Code of Conduct
We are members of the Scottish Marine Wildlife Operators Association which was set up by the operators themselves for mutual benefit and to safeguard the wildlife we all depend upon. Members are dedicated to introducing their customers to the marine wildlife of Scotland in an environmentally sustainable way. There are many different Codes of Conduct around, offering similar guidelines. Ours follow those set down by SMWOA.
- Allow birds and mammals to continue their normal activities by avoiding noise and physical disturbance which may startle them and cause them to move away. Boats should avoid altering course or speed quickly.
- Back off immediately if birds or animals show any signs of distress.
- Use binoculars for close viewing. This increases the wildlife experience (you’ll see more) and reduces disturbance.
- Remember also that there are other marine users, take care not to affect their enjoyment of the area.
- Respect the interests of local people who rely on the area for their livelihoods.
- If more than one boat is watching the same wildlife be prepared to increase your distance and limit your watching time. Generally we don’t broadcast to other operators when having an encounter.
- Be considerate when approaching known coastal wildlife sanctuaries. Maintain a regular speed and do not stop in front of land-based watchers as wildlife may be disturbed by your presence.
Interaction with Birds
- When near birds maintain a slow steady speed or stop at a distance consistent with safety requirements.
- Avoid entering rafts of seabirds.
- Extra care should be taken during the seabird breeding seasons (April – August) as the birds are particularly vulnerable to disturbance at this time.
- Avoid disturbance of rare species by keeping knowledge of nest sites to yourself.
- Be aware, Raptor nests have a legally enforceable 400m exclusion zone.
Interaction with Seals
- When near seals maintain a slow steady speed or stop at a distance consistent with safety requirements.
- Avoid going too close and back off quietly if the behaviour of seals indicates distress.
- Additional care should be taken during seal pupping and moulting seasons. Haul out sites should not be approached closer than 100m where channel width permits.
- Avoid seals or their pups on the beach as this causes stress and could result in prolonged separation between mother and pup and the death of the pup. Seal pups might look cuddly but they are wild animals and you should respect them as such.
Interaction with Otters
- Otters are generally very shy so care should be taken to avoid disturbing them; especially near otter sanctuaries or known territories.

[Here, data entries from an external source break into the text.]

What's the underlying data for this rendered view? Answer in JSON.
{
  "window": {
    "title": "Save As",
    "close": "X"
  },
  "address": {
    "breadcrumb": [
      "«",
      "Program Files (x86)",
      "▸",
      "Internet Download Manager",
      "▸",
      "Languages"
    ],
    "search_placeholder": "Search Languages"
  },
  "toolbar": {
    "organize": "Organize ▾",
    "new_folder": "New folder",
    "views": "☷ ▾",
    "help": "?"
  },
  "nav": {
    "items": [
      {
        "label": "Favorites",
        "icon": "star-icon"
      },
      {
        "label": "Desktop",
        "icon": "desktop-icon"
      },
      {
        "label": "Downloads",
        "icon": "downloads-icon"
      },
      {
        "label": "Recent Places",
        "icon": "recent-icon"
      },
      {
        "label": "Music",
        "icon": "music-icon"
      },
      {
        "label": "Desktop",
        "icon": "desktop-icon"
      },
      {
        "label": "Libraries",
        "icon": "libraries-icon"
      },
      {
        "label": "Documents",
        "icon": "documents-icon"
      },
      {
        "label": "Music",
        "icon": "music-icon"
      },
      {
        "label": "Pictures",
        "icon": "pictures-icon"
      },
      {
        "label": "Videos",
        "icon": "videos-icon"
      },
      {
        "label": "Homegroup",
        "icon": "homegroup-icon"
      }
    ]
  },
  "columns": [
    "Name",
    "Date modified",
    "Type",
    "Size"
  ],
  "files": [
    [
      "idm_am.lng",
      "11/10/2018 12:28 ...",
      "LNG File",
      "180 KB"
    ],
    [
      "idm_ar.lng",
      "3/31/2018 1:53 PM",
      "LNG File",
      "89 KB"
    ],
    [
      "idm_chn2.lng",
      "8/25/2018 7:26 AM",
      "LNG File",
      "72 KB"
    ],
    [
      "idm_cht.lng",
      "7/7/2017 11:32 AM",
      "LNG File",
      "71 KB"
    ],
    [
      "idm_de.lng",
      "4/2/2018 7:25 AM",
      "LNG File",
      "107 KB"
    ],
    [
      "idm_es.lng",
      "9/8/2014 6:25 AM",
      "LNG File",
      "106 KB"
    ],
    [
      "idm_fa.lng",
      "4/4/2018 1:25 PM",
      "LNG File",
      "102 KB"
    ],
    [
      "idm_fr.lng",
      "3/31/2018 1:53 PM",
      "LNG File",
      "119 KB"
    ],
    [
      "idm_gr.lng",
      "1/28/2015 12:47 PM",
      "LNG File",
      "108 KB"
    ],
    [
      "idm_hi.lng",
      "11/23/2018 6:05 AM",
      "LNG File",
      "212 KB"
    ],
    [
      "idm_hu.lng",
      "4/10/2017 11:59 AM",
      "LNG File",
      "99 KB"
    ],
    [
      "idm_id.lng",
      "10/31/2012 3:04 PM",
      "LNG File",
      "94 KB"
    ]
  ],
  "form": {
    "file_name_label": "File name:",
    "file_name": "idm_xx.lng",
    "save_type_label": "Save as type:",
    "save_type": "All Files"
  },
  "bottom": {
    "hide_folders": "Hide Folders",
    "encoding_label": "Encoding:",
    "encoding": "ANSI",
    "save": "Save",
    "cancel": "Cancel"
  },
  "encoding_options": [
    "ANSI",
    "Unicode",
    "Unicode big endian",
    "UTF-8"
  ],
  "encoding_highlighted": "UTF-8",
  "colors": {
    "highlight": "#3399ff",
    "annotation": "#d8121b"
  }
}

Interaction with Cetaceans
- Allow cetaceans to choose whether or not to approach the boat.
- Maintain forward progress at a slow steady speed or stop if cetaceans are near. This reduces the risk of collision, harassment and noise disturbance.
- If cetaceans approach the boat or bow ride keep the engine running. This helps them to locate the boat.
- Swimming with, touching or feeding marine mammals can be dangerous – remember these are wild animals.
When Walking on Land
- Keep to paths or established routes where possible, to reduce disturbance to wildlife or conflict with other interests in the countryside.
- Keep dogs under control. (NB No dogs permitted on our cruises)
- Respect interests of local people in the countryside.
- Remember, the less the wildlife sees us, the more we see them.
- Your rubbish can hurt wildlife – even items you consider biodegradable. Put your rubbish in an appropriate refuse container or bring it back to the boat for proper disposal.
- Litter, fishing tackle, oil and other contaminants directly harm wildlife and their environment. Dispose in appropriate containers ashore.
- No rubbish, of any kind, must go overboard when the vessel is at sea.
- During overhaul and maintenance always follow best environmental practice.
- See our environmental policy for more of these kind of guidelines.
Advice for Prospective Wildlife Watchers
- Do you want to help protect the wildlife of Scotland, whilst still enjoying views of birds, seals, porpoises, whales and dolphins? To look after these for the future we must enjoy them on their terms, not ours.
- Help us to protect the wildlife of Scotland. Remember that wildlife is likely to be less distressed by experienced boat operators or guides who regularly enter these areas.
- Local boat operators and guides can help you to have an experience of a lifetime, if we all help with these simple rules.
When You Join Us Please Pledge to:
- give the wildlife space
- keep quiet
- be predictable in where you go and how fast
- leave the wildlife if there is a problem
- avoid others who are enjoying the wildlife
- keep a safe distance from groups of birds on land or sea
- allow whales, dolphins and porpoises to decide if they want you around
- bring binoculars to get a close view without causing disturbance
- avoid touching or feeding wildlife
- on land, keep to paths and keep any dogs under control (NB No dogs permitted on our cruises)
- be considerate of the people who live and work where you are visiting
Finally, if you are not sure about what to do, or why, just ask us and we’ll explain. Enjoy your visit and help us to help you. In that way others in the future can have the same pleasure as you in observing wildlife in its natural habitat.
DID YOU KNOW?
The first signs of habitation on Hirta (the largest island in the St Kilda archipelago and the only one you can really land on) are thought to have occurred c. 600 AD.